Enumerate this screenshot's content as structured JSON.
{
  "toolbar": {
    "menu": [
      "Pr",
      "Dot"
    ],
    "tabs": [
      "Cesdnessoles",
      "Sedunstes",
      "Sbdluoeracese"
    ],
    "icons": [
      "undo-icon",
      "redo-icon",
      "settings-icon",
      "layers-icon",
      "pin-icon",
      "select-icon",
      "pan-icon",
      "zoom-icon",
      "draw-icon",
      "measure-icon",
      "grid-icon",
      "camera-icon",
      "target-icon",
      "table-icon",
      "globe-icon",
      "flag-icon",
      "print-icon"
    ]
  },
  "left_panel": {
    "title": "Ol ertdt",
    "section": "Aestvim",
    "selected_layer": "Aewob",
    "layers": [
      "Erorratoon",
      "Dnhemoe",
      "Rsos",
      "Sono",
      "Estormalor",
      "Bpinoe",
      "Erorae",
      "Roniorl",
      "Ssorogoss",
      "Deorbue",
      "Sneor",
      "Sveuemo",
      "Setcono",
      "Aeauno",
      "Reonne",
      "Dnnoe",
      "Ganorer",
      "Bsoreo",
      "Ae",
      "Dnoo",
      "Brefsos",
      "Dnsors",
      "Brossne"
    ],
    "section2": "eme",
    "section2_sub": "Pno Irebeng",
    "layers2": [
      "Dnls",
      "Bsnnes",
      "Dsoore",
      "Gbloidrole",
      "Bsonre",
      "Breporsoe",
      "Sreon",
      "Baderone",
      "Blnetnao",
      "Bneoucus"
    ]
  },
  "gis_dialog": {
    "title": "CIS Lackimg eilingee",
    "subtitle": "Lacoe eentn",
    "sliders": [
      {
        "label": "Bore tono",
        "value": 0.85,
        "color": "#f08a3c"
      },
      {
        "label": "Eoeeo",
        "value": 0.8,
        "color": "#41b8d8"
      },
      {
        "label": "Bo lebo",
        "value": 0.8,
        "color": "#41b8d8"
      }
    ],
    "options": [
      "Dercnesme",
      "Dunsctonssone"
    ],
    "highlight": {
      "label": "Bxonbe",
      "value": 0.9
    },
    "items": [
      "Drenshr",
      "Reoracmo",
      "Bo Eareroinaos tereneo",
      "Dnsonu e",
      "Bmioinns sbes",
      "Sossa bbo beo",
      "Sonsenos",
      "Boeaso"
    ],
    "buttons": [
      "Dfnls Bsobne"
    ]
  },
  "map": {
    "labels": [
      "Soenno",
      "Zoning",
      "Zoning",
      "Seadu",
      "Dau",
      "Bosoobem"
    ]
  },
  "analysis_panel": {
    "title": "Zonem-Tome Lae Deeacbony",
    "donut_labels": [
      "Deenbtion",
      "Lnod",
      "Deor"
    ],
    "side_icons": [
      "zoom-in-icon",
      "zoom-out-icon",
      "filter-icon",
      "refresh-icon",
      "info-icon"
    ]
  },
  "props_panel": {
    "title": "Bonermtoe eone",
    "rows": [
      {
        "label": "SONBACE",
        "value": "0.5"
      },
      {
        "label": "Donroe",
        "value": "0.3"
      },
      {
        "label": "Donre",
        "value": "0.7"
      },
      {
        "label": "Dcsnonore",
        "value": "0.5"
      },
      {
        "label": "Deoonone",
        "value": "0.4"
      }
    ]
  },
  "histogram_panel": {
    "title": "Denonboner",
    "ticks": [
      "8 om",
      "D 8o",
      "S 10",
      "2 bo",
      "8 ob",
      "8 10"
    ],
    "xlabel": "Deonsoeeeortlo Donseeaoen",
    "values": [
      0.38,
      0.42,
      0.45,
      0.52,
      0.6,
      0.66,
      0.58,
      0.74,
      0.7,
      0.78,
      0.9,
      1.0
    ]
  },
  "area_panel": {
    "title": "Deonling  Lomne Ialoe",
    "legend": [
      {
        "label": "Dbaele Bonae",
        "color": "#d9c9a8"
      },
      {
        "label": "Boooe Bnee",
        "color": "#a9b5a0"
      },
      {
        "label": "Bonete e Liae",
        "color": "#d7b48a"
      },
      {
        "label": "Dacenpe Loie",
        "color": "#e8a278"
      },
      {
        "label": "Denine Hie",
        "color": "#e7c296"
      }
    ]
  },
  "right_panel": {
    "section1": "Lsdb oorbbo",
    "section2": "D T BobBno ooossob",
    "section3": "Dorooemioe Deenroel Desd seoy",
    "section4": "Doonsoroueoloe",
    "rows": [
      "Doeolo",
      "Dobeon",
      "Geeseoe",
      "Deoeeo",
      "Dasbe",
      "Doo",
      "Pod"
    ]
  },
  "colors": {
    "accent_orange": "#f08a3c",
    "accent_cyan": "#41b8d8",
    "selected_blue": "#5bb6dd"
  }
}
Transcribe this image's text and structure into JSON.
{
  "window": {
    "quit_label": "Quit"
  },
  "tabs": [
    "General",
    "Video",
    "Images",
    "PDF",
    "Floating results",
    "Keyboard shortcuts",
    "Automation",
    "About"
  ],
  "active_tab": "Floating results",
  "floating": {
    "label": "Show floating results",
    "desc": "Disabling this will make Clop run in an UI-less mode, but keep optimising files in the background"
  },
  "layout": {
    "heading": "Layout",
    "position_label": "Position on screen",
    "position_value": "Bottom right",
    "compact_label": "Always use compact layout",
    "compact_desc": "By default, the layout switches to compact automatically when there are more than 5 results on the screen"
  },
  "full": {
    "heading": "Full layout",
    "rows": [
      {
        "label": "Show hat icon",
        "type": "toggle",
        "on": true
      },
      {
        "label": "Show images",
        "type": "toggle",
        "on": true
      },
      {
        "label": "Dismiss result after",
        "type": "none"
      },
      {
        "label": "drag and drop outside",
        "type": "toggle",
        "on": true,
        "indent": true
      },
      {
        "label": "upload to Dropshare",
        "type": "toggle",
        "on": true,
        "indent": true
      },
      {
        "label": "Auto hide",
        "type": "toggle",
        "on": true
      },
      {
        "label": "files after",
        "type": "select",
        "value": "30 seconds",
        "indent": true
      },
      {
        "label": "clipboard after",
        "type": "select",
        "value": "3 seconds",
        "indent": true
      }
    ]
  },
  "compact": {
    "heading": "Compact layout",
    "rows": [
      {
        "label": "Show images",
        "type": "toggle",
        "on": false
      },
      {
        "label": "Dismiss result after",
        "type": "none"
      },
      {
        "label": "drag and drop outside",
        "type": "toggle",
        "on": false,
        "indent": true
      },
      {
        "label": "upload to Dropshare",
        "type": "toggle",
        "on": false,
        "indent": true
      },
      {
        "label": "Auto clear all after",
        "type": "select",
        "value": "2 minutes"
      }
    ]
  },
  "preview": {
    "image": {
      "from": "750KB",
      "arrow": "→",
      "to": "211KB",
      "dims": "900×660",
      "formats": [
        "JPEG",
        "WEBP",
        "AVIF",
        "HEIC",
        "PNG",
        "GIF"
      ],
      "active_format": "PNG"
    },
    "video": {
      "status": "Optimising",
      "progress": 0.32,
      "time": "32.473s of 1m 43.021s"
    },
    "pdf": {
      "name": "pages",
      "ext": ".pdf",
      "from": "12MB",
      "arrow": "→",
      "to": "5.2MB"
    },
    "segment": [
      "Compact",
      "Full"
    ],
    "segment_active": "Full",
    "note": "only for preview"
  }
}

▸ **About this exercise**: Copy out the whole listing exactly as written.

▸ **Task response**:
Enumerate this screenshot's content as structured JSON.
{
  "toolbar": {
    "menu": [
      "Pr",
      "Dot"
    ],
    "tabs": [
      "Cesdnessoles",
      "Sedunstes",
      "Sbdluoeracese"
    ],
    "icons": [
      "undo-icon",
      "redo-icon",
      "settings-icon",
      "layers-icon",
      "pin-icon",
      "select-icon",
      "pan-icon",
      "zoom-icon",
      "draw-icon",
      "measure-icon",
      "grid-icon",
      "camera-icon",
      "target-icon",
      "table-icon",
      "globe-icon",
      "flag-icon",
      "print-icon"
    ]
  },
  "left_panel": {
    "title": "Ol ertdt",
    "section": "Aestvim",
    "selected_layer": "Aewob",
    "layers": [
      "Erorratoon",
      "Dnhemoe",
      "Rsos",
      "Sono",
      "Estormalor",
      "Bpinoe",
      "Erorae",
      "Roniorl",
      "Ssorogoss",
      "Deorbue",
      "Sneor",
      "Sveuemo",
      "Setcono",
      "Aeauno",
      "Reonne",
      "Dnnoe",
      "Ganorer",
      "Bsoreo",
      "Ae",
      "Dnoo",
      "Brefsos",
      "Dnsors",
      "Brossne"
    ],
    "section2": "eme",
    "section2_sub": "Pno Irebeng",
    "layers2": [
      "Dnls",
      "Bsnnes",
      "Dsoore",
      "Gbloidrole",
      "Bsonre",
      "Breporsoe",
      "Sreon",
      "Baderone",
      "Blnetnao",
      "Bneoucus"
    ]
  },
  "gis_dialog": {
    "title": "CIS Lackimg eilingee",
    "subtitle": "Lacoe eentn",
    "sliders": [
      {
        "label": "Bore tono",
        "value": 0.85,
        "color": "#f08a3c"
      },
      {
        "label": "Eoeeo",
        "value": 0.8,
        "color": "#41b8d8"
      },
      {
        "label": "Bo lebo",
        "value": 0.8,
        "color": "#41b8d8"
      }
    ],
    "options": [
      "Dercnesme",
      "Dunsctonssone"
    ],
    "highlight": {
      "label": "Bxonbe",
      "value": 0.9
    },
    "items": [
      "Drenshr",
      "Reoracmo",
      "Bo Eareroinaos tereneo",
      "Dnsonu e",
      "Bmioinns sbes",
      "Sossa bbo beo",
      "Sonsenos",
      "Boeaso"
    ],
    "buttons": [
      "Dfnls Bsobne"
    ]
  },
  "map": {
    "labels": [
      "Soenno",
      "Zoning",
      "Zoning",
      "Seadu",
      "Dau",
      "Bosoobem"
    ]
  },
  "analysis_panel": {
    "title": "Zonem-Tome Lae Deeacbony",
    "donut_labels": [
      "Deenbtion",
      "Lnod",
      "Deor"
    ],
    "side_icons": [
      "zoom-in-icon",
      "zoom-out-icon",
      "filter-icon",
      "refresh-icon",
      "info-icon"
    ]
  },
  "props_panel": {
    "title": "Bonermtoe eone",
    "rows": [
      {
        "label": "SONBACE",
        "value": "0.5"
      },
      {
        "label": "Donroe",
        "value": "0.3"
      },
      {
        "label": "Donre",
        "value": "0.7"
      },
      {
        "label": "Dcsnonore",
        "value": "0.5"
      },
      {
        "label": "Deoonone",
        "value": "0.4"
      }
    ]
  },
  "histogram_panel": {
    "title": "Denonboner",
    "ticks": [
      "8 om",
      "D 8o",
      "S 10",
      "2 bo",
      "8 ob",
      "8 10"
    ],
    "xlabel": "Deonsoeeeortlo Donseeaoen",
    "values": [
      0.38,
      0.42,
      0.45,
      0.52,
      0.6,
      0.66,
      0.58,
      0.74,
      0.7,
      0.78,
      0.9,
      1.0
    ]
  },
  "area_panel": {
    "title": "Deonling  Lomne Ialoe",
    "legend": [
      {
        "label": "Dbaele Bonae",
        "color": "#d9c9a8"
      },
      {
        "label": "Boooe Bnee",
        "color": "#a9b5a0"
      },
      {
        "label": "Bonete e Liae",
        "color": "#d7b48a"
      },
      {
        "label": "Dacenpe Loie",
        "color": "#e8a278"
      },
      {
        "label": "Denine Hie",
        "color": "#e7c296"
      }
    ]
  },
  "right_panel": {
    "section1": "Lsdb oorbbo",
    "section2": "D T BobBno ooossob",
    "section3": "Dorooemioe Deenroel Desd seoy",
    "section4": "Doonsoroueoloe",
    "rows": [
      "Doeolo",
      "Dobeon",
      "Geeseoe",
      "Deoeeo",
      "Dasbe",
      "Doo",
      "Pod"
    ]
  },
  "colors": {
    "accent_orange": "#f08a3c",
    "accent_cyan": "#41b8d8",
    "selected_blue": "#5bb6dd"
  }
}
Transcribe this image's text and structure into JSON.
{
  "window": {
    "quit_label": "Quit"
  },
  "tabs": [
    "General",
    "Video",
    "Images",
    "PDF",
    "Floating results",
    "Keyboard shortcuts",
    "Automation",
    "About"
  ],
  "active_tab": "Floating results",
  "floating": {
    "label": "Show floating results",
    "desc": "Disabling this will make Clop run in an UI-less mode, but keep optimising files in the background"
  },
  "layout": {
    "heading": "Layout",
    "position_label": "Position on screen",
    "position_value": "Bottom right",
    "compact_label": "Always use compact layout",
    "compact_desc": "By default, the layout switches to compact automatically when there are more than 5 results on the screen"
  },
  "full": {
    "heading": "Full layout",
    "rows": [
      {
        "label": "Show hat icon",
        "type": "toggle",
        "on": true
      },
      {
        "label": "Show images",
        "type": "toggle",
        "on": true
      },
      {
        "label": "Dismiss result after",
        "type": "none"
      },
      {
        "label": "drag and drop outside",
        "type": "toggle",
        "on": true,
        "indent": true
      },
      {
        "label": "upload to Dropshare",
        "type": "toggle",
        "on": true,
        "indent": true
      },
      {
        "label": "Auto hide",
        "type": "toggle",
        "on": true
      },
      {
        "label": "files after",
        "type": "select",
        "value": "30 seconds",
        "indent": true
      },
      {
        "label": "clipboard after",
        "type": "select",
        "value": "3 seconds",
        "indent": true
      }
    ]
  },
  "compact": {
    "heading": "Compact layout",
    "rows": [
      {
        "label": "Show images",
        "type": "toggle",
        "on": false
      },
      {
        "label": "Dismiss result after",
        "type": "none"
      },
      {
        "label": "drag and drop outside",
        "type": "toggle",
        "on": false,
        "indent": true
      },
      {
        "label": "upload to Dropshare",
        "type": "toggle",
        "on": false,
        "indent": true
      },
      {
        "label": "Auto clear all after",
        "type": "select",
        "value": "2 minutes"
      }
    ]
  },
  "preview": {
    "image": {
      "from": "750KB",
      "arrow": "→",
      "to": "211KB",
      "dims": "900×660",
      "formats": [
        "JPEG",
        "WEBP",
        "AVIF",
        "HEIC",
        "PNG",
        "GIF"
      ],
      "active_format": "PNG"
    },
    "video": {
      "status": "Optimising",
      "progress": 0.32,
      "time": "32.473s of 1m 43.021s"
    },
    "pdf": {
      "name": "pages",
      "ext": ".pdf",
      "from": "12MB",
      "arrow": "→",
      "to": "5.2MB"
    },
    "segment": [
      "Compact",
      "Full"
    ],
    "segment_active": "Full",
    "note": "only for preview"
  }
}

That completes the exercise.